Again, there is zero evidence in the text that this happened… But it’s really hard to believe that the two of them never had a conversation about this. Plus, I like to think that God is always working at breaking down the patriarchy—and so—working through Mary and Joseph in this way—bringing them together in this…shared mission of birthing this child…God is helping them develop a relationship that is just slightly more egalitarian. I mean maybe they were both just that righteous…Maybe. But clearly they had a shared experience…so maybe they actually shared that experience—talked about it—and that conversation made all the difference.
Because conversations really can change you. You know the words conversation and conversion share a root. Convertere means “to turn together.” Conversations are often how we are converted. And all true conversations—if they are really conversations and not just people taking turns spouting opinions at each other—all true conversations carry the risk and reward of conversion. When you are really in conversation with someone you are opening yourself to conversion…to turning with them.
Again, zero textual basis for this, but I think that’s what happened…I don’t think Joseph just woke up and did what he was told…I think he had a conversation with Mary and was converted to sharing God’s dream with her…the dream of healing the world through—what was then still just a human embryo…
I say zero textual basis, but that’s not quite accurate…because all through scripture God seems to prefer working through conversations. God converses with Adam and Eve, with Abraham and Sarah and Hagar, with Moses, and Elijah, and Job…It’s through a conversation with Eli that Samuel figures out what God is trying to tell him. It’s through a conversation with Nathan that David realizes how badly he’s messed up…God tries to convert Ahaz today by sending Isaiah to converse with him…but Ahaz won’t listen.
We typically refer to Mary’s meeting with the divine messenger as “The Annunciation,” but really it’s a conversation. The angel comes and says, “Greetings, favored one! The Lord is with you.” And she is “much perplexed.” So Gabriel lays it out for her…”here’s what’s going to happen…” And she could be like Joseph and just not say anything and do what she’s told. But that’s not Mary. She asks a question, “How can this be, since I am a virgin?” And so the angel explains about the Holy Spirit, and about her cousin Elizabeth… And only then does she say, “Here am I, the servant of the Lord; let it be with me according to your word.” It’s a conversation…a short conversation…but a conversation none-the-less, and a life-changing, converting one, to say the least. (Luke 2:22-38).
One of my mentors, Sam Portaro wrote this about Mary’s conversation with the angel: “God is certainly straightforward and blunt, especially for the kind intimate and personal engagement experienced by […] Mary. And […] Mary […is] right to be cautious with such invitation to engagement. Conversation is a dangerous business; it can change your life. Look at Mary[…]” She was not the same after her conversation with God.

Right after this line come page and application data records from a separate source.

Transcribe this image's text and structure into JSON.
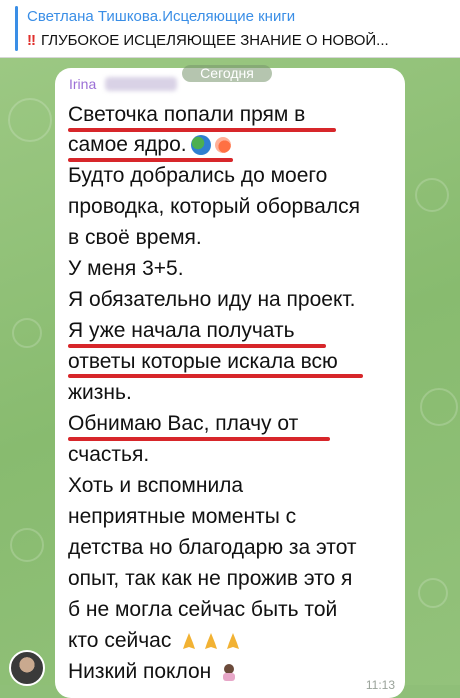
{
  "pinned": {
    "title": "Светлана Тишкова.Исцеляющие книги",
    "marker": "!!",
    "message": "ГЛУБОКОЕ ИСЦЕЛЯЮЩЕЕ ЗНАНИЕ О НОВОЙ..."
  },
  "date_chip": "Сегодня",
  "message": {
    "sender": "Irina",
    "lines": [
      "Светочка попали прям в",
      "самое ядро.",
      "Будто добрались до моего",
      "проводка, который оборвался",
      "в своё время.",
      "У меня 3+5.",
      "Я обязательно иду на проект.",
      "Я уже начала получать",
      "ответы которые искала всю",
      "жизнь.",
      "Обнимаю Вас, плачу от",
      "счастья.",
      "Хоть и вспомнила",
      "неприятные моменты с",
      "детства но благодарю за этот",
      "опыт, так как не прожив это я",
      "б не могла сейчас быть той",
      "кто сейчас",
      "Низкий поклон"
    ],
    "time": "11:13"
  },
  "colors": {
    "accent": "#3a8ee6",
    "sender": "#9b6fd6",
    "highlight": "#d7262a",
    "wallpaper": "#8fbf78"
  },
  "icons": [
    "globe-emoji",
    "comet-emoji",
    "praying-hands-emoji",
    "bowing-person-emoji",
    "avatar"
  ]
}
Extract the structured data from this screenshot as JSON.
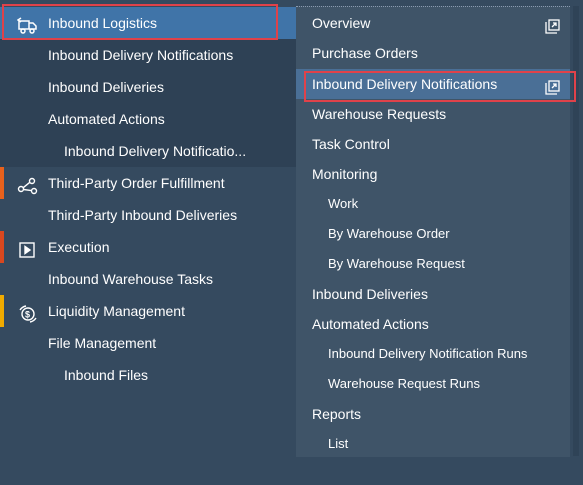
{
  "left_nav": {
    "items": [
      {
        "label": "Inbound Logistics",
        "icon": "truck-icon",
        "selected": true
      },
      {
        "label": "Inbound Delivery Notifications"
      },
      {
        "label": "Inbound Deliveries"
      },
      {
        "label": "Automated Actions"
      },
      {
        "label": "Inbound Delivery Notificatio..."
      },
      {
        "label": "Third-Party Order Fulfillment",
        "icon": "share-icon",
        "accent": "#e8611c"
      },
      {
        "label": "Third-Party Inbound Deliveries"
      },
      {
        "label": "Execution",
        "icon": "play-icon",
        "accent": "#d9481f"
      },
      {
        "label": "Inbound Warehouse Tasks"
      },
      {
        "label": "Liquidity Management",
        "icon": "money-icon",
        "accent": "#f0ab00"
      },
      {
        "label": "File Management"
      },
      {
        "label": "Inbound Files"
      }
    ]
  },
  "menu": {
    "items": [
      {
        "label": "Overview",
        "icon": "open-external-icon"
      },
      {
        "label": "Purchase Orders"
      },
      {
        "label": "Inbound Delivery Notifications",
        "icon": "open-external-icon",
        "active": true
      },
      {
        "label": "Warehouse Requests"
      },
      {
        "label": "Task Control"
      },
      {
        "label": "Monitoring"
      },
      {
        "label": "Work"
      },
      {
        "label": "By Warehouse Order"
      },
      {
        "label": "By Warehouse Request"
      },
      {
        "label": "Inbound Deliveries"
      },
      {
        "label": "Automated Actions"
      },
      {
        "label": "Inbound Delivery Notification Runs"
      },
      {
        "label": "Warehouse Request Runs"
      },
      {
        "label": "Reports"
      },
      {
        "label": "List"
      }
    ]
  },
  "colors": {
    "background": "#354a5f",
    "selected": "#4074a8",
    "highlight_border": "#e0424a"
  }
}
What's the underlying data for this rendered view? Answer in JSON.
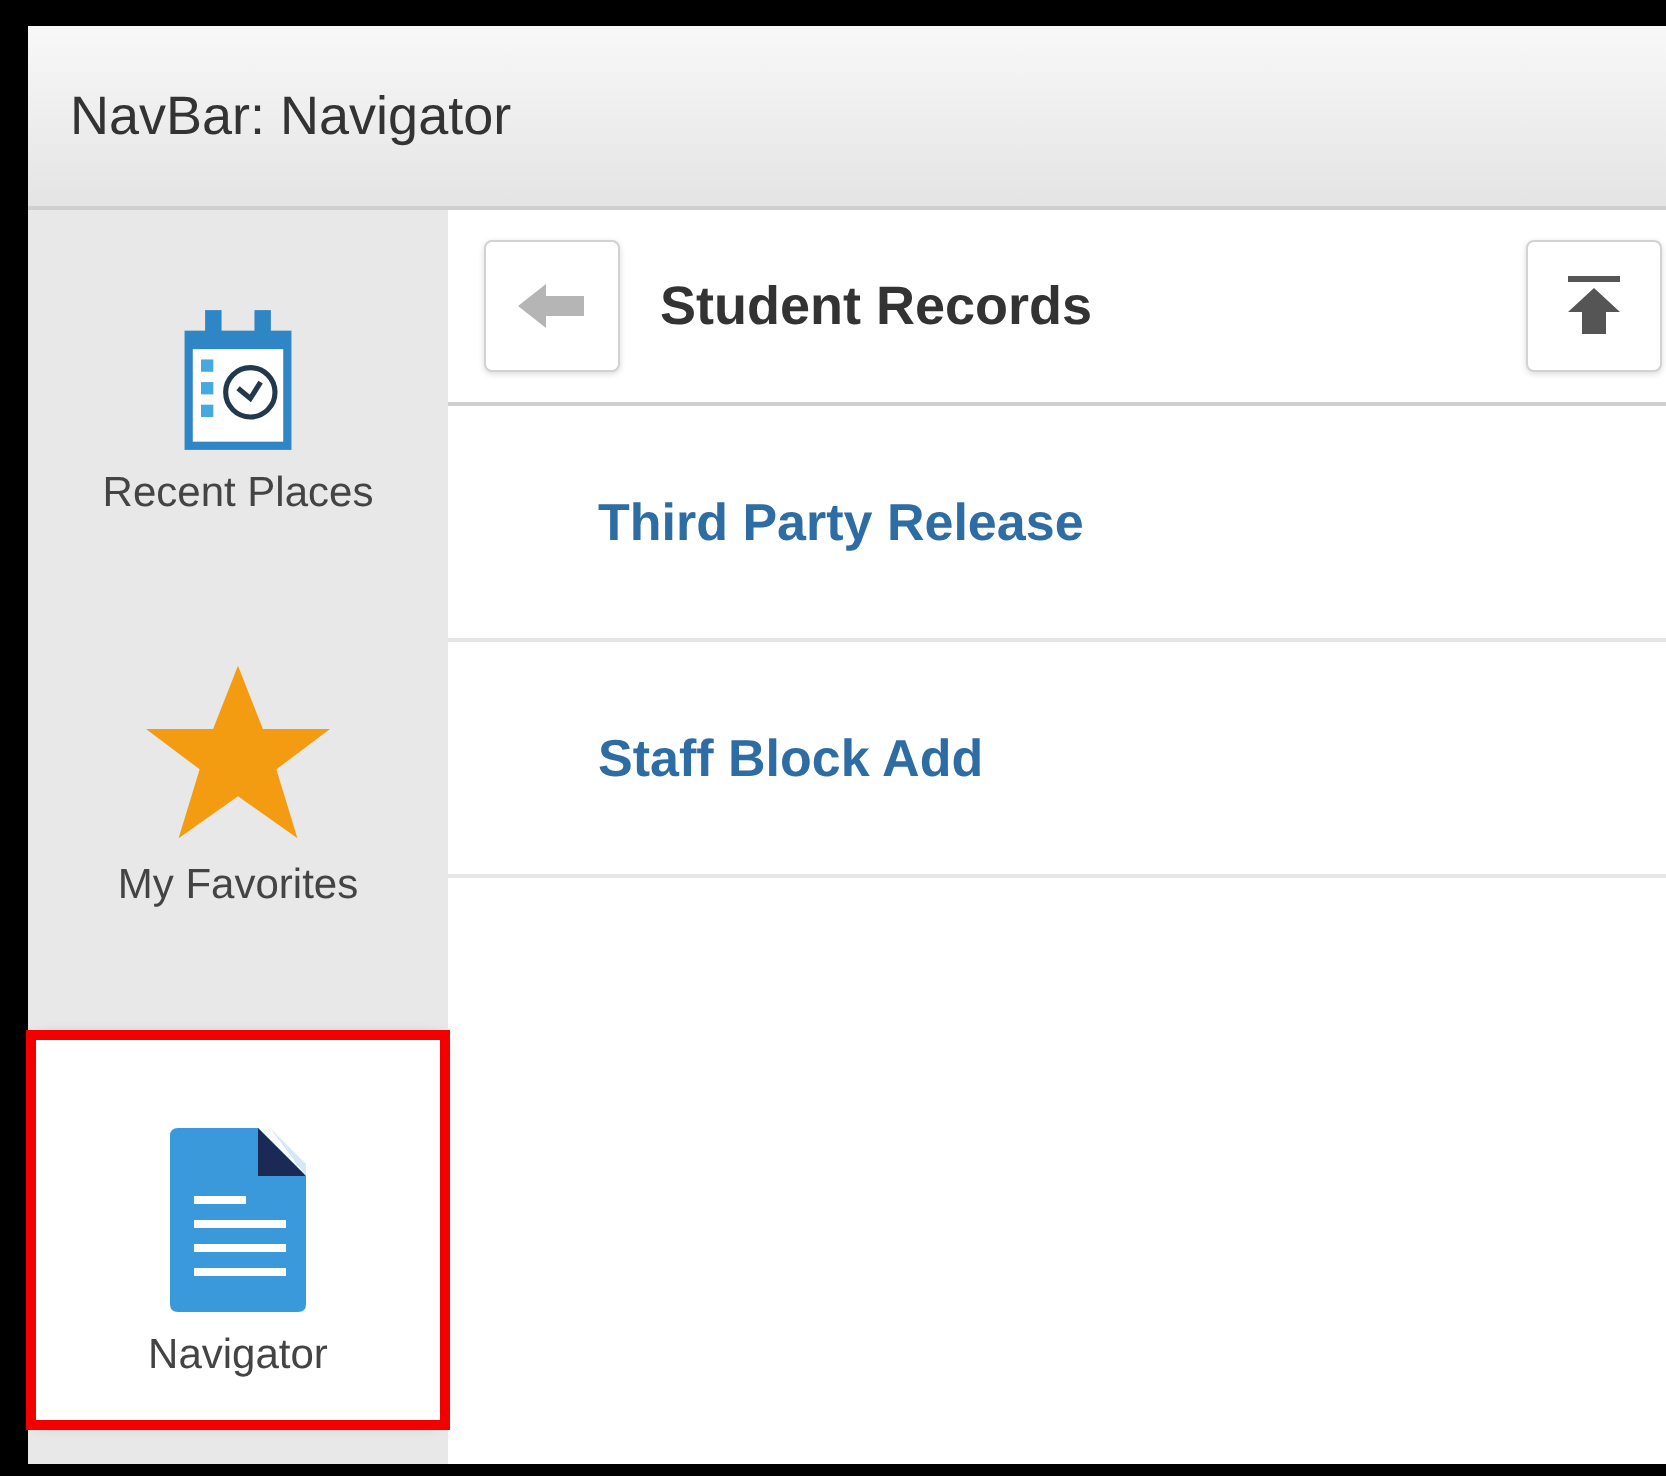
{
  "window": {
    "title": "NavBar: Navigator"
  },
  "sidebar": {
    "items": [
      {
        "kind": "calendar",
        "label": "Recent Places",
        "selected": false,
        "highlighted": false
      },
      {
        "kind": "star",
        "label": "My Favorites",
        "selected": false,
        "highlighted": false
      },
      {
        "kind": "document",
        "label": "Navigator",
        "selected": true,
        "highlighted": true
      }
    ]
  },
  "panel": {
    "title": "Student Records",
    "items": [
      {
        "label": "Third Party Release"
      },
      {
        "label": "Staff Block Add"
      }
    ]
  }
}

Sam points out that, from this point on in scripture, we have very few pronouncements or Annunciations and a lot more conversations, because from this point on he says, “the Word is made flesh… God enters the conversation at our level, in a helpless and vulnerable infant who [grows] into a precocious but thoughtful child who [grows] into a gentle, even taciturn, man who said very little but carried on the most intimate of conversations in a life open for all to see. No more annunciations, only conversation—and a child born not as a sign or wonder, but a invitation to intimacy, opening a conversation with power to change us all.” (Portaro, Brightest and Best: A Companion to Lesser Feasts and Fasts. p. 66)
So go ahead and share your dreams…share your visions…share your struggles with one another…and with God. Engage in the holiest of conversations…open yourself to being converted to God’s dream for you…for us…and for the whole community of creation.